**Prompt**. Every line with "think" in it must be copied from the data.

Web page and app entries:
[Start of section]
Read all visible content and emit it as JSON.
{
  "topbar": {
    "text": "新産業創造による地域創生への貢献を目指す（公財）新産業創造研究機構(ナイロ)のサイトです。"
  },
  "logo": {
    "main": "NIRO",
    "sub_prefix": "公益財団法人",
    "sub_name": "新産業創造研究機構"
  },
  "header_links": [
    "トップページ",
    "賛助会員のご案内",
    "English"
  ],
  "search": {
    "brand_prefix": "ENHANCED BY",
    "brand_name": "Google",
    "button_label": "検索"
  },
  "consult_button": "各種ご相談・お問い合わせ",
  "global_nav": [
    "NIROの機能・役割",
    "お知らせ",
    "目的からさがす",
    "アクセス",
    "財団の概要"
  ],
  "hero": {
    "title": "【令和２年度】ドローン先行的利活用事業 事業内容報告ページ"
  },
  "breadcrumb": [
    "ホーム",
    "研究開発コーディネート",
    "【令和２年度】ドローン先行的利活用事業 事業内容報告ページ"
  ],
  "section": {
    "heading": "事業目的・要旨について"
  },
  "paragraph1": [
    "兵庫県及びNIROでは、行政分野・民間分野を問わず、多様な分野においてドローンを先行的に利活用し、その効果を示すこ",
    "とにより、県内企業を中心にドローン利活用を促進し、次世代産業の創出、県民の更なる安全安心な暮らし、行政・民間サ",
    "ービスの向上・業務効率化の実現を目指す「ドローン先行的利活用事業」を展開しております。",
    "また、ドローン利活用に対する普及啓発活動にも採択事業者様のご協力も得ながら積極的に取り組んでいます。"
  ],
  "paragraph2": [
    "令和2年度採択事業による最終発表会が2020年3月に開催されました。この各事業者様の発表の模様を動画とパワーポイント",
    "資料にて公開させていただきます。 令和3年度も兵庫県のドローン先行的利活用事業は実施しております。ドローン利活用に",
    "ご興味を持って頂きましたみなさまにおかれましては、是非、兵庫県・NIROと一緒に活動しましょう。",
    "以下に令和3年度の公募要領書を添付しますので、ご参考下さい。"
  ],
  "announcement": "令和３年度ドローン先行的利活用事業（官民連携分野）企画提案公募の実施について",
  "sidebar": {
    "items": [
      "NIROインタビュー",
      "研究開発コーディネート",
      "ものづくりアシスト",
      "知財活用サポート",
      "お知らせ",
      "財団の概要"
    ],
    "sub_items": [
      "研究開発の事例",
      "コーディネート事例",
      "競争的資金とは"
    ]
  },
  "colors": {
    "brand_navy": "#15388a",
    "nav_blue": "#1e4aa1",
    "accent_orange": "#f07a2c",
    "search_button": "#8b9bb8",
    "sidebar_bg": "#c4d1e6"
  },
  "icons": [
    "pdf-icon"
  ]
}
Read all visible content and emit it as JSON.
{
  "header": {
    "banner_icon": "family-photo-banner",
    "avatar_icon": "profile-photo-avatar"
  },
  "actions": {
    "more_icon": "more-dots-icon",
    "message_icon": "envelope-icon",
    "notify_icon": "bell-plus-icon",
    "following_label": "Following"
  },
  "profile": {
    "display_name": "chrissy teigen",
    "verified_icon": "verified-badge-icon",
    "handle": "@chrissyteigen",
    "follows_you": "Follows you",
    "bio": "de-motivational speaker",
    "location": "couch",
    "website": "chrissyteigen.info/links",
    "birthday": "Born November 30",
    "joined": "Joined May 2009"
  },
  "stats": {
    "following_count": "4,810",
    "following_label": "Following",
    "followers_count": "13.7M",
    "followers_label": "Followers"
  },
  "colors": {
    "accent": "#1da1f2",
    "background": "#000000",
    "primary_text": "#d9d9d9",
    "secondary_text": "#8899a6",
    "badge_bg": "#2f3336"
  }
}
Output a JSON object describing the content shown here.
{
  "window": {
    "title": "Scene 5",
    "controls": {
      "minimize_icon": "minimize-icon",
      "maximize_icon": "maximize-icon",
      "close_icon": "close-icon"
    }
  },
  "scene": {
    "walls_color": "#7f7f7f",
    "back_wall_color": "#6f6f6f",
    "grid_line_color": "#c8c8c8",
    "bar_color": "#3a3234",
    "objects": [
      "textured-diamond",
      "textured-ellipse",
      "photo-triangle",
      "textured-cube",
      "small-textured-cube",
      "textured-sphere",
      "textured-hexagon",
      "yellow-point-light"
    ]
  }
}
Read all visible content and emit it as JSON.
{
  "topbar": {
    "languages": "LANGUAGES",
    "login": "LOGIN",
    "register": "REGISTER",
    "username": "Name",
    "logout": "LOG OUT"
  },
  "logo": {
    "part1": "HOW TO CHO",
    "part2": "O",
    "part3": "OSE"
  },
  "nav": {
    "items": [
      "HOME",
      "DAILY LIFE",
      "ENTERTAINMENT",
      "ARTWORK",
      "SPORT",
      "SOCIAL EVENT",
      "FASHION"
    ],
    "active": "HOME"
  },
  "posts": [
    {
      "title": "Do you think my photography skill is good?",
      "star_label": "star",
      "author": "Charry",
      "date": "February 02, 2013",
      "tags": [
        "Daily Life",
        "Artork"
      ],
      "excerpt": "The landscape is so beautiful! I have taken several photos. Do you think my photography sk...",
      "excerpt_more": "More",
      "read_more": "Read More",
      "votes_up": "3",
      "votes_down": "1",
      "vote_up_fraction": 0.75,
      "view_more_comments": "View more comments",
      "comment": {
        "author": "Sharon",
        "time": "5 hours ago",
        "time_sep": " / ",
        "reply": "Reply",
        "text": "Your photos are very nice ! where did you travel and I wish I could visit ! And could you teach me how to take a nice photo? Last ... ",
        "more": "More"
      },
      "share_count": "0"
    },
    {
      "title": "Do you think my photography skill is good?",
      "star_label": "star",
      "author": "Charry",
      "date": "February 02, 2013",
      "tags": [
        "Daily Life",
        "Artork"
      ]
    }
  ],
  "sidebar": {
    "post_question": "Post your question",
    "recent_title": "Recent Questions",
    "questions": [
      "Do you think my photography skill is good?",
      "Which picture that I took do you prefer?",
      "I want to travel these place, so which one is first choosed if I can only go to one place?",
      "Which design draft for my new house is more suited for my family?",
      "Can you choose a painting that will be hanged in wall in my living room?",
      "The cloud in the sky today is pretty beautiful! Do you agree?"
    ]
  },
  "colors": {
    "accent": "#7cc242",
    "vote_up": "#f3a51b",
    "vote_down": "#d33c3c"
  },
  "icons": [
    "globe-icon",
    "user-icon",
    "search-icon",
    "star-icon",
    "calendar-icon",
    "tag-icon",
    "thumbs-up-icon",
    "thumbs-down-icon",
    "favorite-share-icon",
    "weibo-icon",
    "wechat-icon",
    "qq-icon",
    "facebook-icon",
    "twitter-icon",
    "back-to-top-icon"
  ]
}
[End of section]
**Task result**.
      "title": "Do you think my photography skill is good?",
      "excerpt": "The landscape is so beautiful! I have taken several photos. Do you think my photography sk...",
      "title": "Do you think my photography skill is good?",
      "Do you think my photography skill is good?",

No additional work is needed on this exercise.